Interim Borough Manager Paul Janssen was on vacation last week and did not return a voicemail message. Ford, Byrne and McDonald did not return calls seeking comment.

Meanwhile, McGirth is awaiting trial next month on charges of indecent assault, stalking and harassment. He allegedly grabbed Terri Vaughn, then the borough finance director, and "against her will, kissed her mouth, stuck his tongue into her mouth and licked all around," according to the criminal complaint.

Vaughn later was fired. The state Attorney General's Office is investigating whether she misappropriated funds. Following her termination, Vaughn filed a complaint with the Pennsylvania Human Relations Commission.

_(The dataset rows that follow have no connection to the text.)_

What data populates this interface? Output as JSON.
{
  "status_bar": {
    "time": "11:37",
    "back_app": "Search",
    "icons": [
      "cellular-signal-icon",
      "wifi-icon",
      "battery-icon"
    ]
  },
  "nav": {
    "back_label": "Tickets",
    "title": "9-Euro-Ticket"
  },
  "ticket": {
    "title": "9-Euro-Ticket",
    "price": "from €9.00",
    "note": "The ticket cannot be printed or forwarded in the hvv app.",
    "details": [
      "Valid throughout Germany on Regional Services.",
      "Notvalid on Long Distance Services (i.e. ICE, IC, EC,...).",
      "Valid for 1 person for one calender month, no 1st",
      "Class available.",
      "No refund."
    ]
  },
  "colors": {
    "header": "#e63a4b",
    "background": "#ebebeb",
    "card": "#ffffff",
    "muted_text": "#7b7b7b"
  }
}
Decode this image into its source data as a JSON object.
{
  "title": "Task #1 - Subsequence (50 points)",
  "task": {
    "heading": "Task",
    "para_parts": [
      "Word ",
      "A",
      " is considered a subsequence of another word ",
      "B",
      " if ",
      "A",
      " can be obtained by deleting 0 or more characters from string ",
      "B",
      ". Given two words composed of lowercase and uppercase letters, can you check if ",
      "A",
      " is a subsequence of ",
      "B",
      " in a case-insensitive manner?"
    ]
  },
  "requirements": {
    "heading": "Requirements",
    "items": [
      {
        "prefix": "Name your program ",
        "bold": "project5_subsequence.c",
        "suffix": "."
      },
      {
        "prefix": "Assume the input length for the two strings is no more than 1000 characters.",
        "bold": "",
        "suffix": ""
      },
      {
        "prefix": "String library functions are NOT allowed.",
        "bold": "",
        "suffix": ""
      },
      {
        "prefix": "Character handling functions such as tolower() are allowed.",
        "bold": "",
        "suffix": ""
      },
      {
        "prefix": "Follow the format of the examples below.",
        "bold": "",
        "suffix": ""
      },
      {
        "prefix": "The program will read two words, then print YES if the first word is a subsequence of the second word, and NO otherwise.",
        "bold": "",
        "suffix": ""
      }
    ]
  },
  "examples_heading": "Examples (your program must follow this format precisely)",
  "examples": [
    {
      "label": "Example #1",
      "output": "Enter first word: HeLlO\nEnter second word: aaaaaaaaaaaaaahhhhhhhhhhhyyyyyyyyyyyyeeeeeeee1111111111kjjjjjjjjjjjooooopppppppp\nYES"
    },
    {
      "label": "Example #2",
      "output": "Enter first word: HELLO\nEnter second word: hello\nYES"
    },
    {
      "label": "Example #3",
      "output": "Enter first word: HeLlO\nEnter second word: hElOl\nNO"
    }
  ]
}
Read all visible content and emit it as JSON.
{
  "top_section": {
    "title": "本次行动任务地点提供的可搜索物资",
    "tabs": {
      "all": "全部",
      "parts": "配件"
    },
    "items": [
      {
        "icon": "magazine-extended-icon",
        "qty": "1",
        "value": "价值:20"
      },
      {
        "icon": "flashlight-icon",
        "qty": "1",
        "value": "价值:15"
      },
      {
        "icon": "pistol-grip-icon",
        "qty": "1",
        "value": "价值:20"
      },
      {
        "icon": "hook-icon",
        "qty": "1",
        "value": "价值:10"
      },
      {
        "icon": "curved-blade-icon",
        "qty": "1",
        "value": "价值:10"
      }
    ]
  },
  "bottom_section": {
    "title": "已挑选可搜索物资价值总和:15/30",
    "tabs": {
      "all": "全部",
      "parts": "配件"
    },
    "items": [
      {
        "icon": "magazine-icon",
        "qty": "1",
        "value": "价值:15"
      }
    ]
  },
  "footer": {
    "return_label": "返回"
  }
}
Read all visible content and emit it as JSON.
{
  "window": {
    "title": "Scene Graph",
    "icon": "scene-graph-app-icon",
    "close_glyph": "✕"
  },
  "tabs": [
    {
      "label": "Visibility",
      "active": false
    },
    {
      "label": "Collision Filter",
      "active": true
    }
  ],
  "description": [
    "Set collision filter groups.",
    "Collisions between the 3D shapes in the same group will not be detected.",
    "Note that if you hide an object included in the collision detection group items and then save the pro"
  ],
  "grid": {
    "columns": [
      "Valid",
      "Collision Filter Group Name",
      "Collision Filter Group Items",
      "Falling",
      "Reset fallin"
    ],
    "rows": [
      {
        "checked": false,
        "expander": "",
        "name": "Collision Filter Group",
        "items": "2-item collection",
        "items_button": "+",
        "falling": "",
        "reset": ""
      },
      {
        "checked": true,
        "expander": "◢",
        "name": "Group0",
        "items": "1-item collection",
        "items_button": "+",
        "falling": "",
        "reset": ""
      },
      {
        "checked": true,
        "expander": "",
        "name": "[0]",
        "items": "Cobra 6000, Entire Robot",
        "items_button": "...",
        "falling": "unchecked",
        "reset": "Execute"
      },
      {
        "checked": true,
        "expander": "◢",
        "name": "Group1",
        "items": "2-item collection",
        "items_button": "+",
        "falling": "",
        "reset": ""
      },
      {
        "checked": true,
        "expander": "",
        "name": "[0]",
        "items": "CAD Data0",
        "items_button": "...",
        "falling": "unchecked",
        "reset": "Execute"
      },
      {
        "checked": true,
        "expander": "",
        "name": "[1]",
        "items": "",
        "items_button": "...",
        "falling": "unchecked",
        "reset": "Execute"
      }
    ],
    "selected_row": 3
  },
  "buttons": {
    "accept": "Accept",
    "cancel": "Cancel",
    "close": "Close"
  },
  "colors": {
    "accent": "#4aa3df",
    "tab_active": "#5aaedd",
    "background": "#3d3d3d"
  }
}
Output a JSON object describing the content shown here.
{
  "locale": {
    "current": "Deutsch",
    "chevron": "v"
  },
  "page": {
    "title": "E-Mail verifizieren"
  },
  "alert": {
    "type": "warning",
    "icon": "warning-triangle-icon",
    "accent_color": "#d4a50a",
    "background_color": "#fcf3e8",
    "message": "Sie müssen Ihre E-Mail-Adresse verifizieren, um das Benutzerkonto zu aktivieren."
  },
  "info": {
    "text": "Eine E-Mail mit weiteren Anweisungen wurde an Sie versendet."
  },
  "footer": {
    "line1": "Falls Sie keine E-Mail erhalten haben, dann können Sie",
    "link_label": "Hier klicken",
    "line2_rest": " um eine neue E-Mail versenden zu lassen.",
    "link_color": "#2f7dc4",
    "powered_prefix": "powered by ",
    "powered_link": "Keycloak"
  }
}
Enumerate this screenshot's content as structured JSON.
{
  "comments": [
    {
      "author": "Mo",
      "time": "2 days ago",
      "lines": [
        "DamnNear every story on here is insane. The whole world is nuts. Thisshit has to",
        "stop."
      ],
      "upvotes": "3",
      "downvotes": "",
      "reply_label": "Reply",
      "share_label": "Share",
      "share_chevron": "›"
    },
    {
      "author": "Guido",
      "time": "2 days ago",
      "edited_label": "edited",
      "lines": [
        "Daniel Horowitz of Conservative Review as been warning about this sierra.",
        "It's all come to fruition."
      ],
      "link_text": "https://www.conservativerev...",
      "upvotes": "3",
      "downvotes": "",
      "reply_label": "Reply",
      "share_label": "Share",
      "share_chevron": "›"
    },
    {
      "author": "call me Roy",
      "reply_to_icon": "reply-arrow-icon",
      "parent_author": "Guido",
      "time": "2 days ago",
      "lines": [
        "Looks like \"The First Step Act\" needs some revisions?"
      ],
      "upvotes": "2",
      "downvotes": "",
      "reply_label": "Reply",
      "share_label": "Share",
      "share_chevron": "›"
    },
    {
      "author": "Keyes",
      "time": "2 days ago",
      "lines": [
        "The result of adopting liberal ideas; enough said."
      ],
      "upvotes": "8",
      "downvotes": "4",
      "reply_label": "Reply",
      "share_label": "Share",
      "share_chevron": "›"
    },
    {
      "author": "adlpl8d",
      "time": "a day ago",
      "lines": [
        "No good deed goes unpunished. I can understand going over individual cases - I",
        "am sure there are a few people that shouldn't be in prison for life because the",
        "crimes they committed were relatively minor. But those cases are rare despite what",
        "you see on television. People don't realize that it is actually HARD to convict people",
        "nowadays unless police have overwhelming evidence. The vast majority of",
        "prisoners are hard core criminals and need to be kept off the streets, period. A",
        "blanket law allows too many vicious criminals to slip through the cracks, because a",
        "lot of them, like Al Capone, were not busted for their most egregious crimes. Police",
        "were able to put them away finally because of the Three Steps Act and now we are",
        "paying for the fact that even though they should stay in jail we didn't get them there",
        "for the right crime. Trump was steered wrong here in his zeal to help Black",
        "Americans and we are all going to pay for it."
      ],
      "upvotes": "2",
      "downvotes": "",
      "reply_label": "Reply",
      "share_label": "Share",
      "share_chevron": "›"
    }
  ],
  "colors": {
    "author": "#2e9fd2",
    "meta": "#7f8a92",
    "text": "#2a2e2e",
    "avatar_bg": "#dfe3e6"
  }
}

The next council meeting is scheduled for Thursday, when McGirth's replacement might finally be appointed - if enough council members show up.

Puriefoy-Brinkley said that the standoff has given Yeadon an undeserved black eye, leaving the misimpression that the borough is unable to govern itself.

"It's been a terrible year," she said.

"Our town is being portrayed as this boisterous, noisy, out-of-control place, when that really isn't who we are," Puriefoy-Brinkley said. "This is really a good town and a good place to live."

|
|
|
|
|